WORK ORDER
Copy out all lines from the entries below in which "interface" occurs.

RECORDS SHOWN
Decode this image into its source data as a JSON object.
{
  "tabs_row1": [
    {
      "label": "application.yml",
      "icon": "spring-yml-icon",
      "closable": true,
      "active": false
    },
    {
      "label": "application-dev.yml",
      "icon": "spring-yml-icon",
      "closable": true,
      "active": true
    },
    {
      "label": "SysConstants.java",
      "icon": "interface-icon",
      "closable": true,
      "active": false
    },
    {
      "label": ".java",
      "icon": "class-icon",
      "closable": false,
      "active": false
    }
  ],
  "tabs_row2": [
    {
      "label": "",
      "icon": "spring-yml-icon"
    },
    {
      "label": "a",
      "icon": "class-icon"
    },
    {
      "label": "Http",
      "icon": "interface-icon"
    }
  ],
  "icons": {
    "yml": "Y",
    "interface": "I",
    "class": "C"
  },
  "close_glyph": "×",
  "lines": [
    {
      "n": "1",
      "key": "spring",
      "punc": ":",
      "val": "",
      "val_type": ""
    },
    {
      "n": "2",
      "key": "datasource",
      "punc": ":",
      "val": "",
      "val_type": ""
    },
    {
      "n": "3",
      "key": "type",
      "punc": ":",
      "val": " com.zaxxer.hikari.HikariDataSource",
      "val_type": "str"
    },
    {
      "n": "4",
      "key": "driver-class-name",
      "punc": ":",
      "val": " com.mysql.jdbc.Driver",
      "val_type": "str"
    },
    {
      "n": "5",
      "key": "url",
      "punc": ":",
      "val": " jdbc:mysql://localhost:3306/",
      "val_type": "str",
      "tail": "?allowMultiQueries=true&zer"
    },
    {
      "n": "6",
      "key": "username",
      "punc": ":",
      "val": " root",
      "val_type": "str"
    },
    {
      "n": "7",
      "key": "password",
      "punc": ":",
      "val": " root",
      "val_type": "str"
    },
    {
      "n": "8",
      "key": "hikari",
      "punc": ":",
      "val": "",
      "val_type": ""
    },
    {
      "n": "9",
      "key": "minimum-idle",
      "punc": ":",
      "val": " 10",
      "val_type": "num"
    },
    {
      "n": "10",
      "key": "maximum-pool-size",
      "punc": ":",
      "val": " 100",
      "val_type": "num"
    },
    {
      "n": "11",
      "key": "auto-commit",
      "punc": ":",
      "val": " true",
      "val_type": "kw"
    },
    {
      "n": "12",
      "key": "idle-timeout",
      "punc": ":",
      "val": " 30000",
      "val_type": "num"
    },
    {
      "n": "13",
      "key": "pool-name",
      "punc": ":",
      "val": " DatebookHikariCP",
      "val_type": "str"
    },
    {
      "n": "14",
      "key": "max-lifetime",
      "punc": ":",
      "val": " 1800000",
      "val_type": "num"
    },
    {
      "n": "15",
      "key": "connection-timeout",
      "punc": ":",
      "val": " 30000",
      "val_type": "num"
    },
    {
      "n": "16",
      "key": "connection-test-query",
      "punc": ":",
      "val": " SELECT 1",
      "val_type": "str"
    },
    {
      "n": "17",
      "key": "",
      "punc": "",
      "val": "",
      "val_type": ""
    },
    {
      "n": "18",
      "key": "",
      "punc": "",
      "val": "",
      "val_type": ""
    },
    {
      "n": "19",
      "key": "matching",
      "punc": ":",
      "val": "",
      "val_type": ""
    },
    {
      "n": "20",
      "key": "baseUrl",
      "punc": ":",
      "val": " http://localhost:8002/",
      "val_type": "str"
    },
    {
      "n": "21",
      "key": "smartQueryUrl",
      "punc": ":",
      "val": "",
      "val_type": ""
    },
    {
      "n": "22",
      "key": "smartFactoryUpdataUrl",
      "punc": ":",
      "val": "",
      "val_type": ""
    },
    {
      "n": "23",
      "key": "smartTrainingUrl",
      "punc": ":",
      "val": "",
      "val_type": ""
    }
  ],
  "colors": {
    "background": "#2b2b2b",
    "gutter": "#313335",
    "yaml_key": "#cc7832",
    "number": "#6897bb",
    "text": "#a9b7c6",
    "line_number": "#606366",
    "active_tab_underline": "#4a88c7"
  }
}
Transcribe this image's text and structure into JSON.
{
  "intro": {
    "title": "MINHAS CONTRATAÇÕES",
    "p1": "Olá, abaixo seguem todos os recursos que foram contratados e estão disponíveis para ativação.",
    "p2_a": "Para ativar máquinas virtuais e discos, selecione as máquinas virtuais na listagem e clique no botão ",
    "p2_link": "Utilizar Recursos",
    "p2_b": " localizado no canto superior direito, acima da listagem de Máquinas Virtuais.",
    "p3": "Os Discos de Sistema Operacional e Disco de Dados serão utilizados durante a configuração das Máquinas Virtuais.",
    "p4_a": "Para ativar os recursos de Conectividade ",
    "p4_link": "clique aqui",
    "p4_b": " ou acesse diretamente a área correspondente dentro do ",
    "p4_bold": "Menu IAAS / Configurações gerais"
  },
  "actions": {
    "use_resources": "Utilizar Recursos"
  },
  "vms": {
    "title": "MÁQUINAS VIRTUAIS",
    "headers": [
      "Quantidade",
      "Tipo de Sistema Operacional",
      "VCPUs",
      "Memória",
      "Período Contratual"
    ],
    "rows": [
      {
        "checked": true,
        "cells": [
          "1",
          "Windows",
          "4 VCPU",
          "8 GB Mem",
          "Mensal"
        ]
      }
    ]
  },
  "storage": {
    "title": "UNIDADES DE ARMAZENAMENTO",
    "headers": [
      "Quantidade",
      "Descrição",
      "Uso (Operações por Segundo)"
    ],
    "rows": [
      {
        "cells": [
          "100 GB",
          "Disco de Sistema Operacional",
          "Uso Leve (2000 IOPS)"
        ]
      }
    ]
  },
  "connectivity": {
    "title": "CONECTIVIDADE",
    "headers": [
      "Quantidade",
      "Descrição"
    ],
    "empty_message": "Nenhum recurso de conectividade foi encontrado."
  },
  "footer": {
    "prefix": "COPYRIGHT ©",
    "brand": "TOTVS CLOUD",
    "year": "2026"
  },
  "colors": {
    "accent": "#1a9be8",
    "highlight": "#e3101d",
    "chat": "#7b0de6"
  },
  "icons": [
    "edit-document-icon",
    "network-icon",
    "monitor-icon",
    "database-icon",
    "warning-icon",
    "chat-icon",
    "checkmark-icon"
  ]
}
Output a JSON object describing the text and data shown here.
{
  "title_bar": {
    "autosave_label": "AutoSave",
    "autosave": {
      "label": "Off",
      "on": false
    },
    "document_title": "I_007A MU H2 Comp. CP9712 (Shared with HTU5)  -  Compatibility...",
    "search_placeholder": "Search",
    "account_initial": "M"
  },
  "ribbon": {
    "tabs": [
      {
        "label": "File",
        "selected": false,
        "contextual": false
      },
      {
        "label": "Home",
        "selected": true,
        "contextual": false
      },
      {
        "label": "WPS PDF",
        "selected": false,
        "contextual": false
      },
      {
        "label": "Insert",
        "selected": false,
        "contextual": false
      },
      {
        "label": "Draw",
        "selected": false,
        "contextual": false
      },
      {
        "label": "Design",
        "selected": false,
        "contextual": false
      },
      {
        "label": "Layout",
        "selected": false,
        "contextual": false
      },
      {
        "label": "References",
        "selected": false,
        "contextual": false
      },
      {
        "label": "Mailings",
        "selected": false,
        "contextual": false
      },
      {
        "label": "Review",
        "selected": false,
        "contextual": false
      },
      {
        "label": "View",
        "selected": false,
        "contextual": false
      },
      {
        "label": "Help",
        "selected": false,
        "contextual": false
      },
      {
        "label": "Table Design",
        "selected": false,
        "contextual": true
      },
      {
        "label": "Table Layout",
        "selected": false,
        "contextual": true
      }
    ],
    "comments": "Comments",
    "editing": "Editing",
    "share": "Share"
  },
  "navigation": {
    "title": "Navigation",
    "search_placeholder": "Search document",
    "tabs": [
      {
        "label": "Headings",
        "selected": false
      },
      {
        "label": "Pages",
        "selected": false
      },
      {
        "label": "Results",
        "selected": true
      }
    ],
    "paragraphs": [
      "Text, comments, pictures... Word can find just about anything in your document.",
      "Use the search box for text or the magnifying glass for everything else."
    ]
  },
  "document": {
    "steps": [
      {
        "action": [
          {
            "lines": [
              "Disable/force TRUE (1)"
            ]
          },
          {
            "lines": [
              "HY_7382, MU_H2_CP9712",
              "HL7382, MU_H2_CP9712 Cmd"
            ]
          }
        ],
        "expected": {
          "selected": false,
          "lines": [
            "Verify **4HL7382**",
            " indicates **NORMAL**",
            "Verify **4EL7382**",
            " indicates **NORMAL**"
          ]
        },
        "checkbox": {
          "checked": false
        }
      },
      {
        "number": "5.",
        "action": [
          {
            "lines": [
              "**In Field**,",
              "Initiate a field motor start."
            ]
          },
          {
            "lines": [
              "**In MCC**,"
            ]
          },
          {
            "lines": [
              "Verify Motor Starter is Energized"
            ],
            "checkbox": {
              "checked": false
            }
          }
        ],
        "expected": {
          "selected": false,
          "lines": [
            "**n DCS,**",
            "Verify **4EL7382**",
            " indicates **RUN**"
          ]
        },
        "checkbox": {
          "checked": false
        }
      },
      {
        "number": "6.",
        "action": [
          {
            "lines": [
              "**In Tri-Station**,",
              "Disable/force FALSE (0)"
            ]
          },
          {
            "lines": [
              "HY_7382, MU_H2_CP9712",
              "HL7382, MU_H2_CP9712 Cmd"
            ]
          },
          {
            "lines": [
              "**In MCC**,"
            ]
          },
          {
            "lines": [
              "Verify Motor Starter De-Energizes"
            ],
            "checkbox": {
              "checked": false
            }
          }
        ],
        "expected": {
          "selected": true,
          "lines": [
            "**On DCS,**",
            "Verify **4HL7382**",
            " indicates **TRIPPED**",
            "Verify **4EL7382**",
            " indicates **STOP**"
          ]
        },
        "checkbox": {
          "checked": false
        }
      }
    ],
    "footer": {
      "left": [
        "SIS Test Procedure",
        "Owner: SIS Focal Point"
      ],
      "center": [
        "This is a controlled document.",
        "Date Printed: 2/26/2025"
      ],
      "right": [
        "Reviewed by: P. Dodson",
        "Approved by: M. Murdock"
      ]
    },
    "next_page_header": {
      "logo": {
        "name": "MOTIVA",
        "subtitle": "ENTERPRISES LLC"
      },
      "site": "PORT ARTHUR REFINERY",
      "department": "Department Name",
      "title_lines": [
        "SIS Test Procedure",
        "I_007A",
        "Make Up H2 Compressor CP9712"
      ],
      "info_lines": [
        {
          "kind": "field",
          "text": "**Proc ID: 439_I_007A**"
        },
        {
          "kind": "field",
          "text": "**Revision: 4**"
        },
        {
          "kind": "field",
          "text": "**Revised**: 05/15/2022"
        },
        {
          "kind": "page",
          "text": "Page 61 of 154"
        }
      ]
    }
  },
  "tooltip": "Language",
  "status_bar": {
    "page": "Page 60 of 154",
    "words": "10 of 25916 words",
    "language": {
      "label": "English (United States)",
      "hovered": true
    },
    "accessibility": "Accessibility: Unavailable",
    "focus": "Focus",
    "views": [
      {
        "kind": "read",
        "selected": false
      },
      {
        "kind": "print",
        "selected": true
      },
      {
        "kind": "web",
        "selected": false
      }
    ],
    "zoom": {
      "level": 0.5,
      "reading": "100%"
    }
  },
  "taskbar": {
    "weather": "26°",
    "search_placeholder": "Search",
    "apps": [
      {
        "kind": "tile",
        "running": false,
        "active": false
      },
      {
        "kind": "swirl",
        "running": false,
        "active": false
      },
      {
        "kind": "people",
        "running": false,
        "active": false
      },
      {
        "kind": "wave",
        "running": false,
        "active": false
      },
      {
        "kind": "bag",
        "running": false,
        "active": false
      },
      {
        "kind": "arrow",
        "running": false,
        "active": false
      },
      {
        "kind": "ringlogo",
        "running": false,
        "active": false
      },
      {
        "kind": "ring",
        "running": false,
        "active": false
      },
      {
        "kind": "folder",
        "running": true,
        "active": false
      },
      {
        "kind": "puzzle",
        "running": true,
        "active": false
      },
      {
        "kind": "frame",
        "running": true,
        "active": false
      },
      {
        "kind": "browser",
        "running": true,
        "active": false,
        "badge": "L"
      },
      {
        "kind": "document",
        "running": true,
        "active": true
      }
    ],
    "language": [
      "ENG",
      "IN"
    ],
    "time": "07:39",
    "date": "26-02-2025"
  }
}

OUTPUT OF THE EXERCISE
      "icon": "interface-icon",
      "icon": "interface-icon"
    "interface": "I",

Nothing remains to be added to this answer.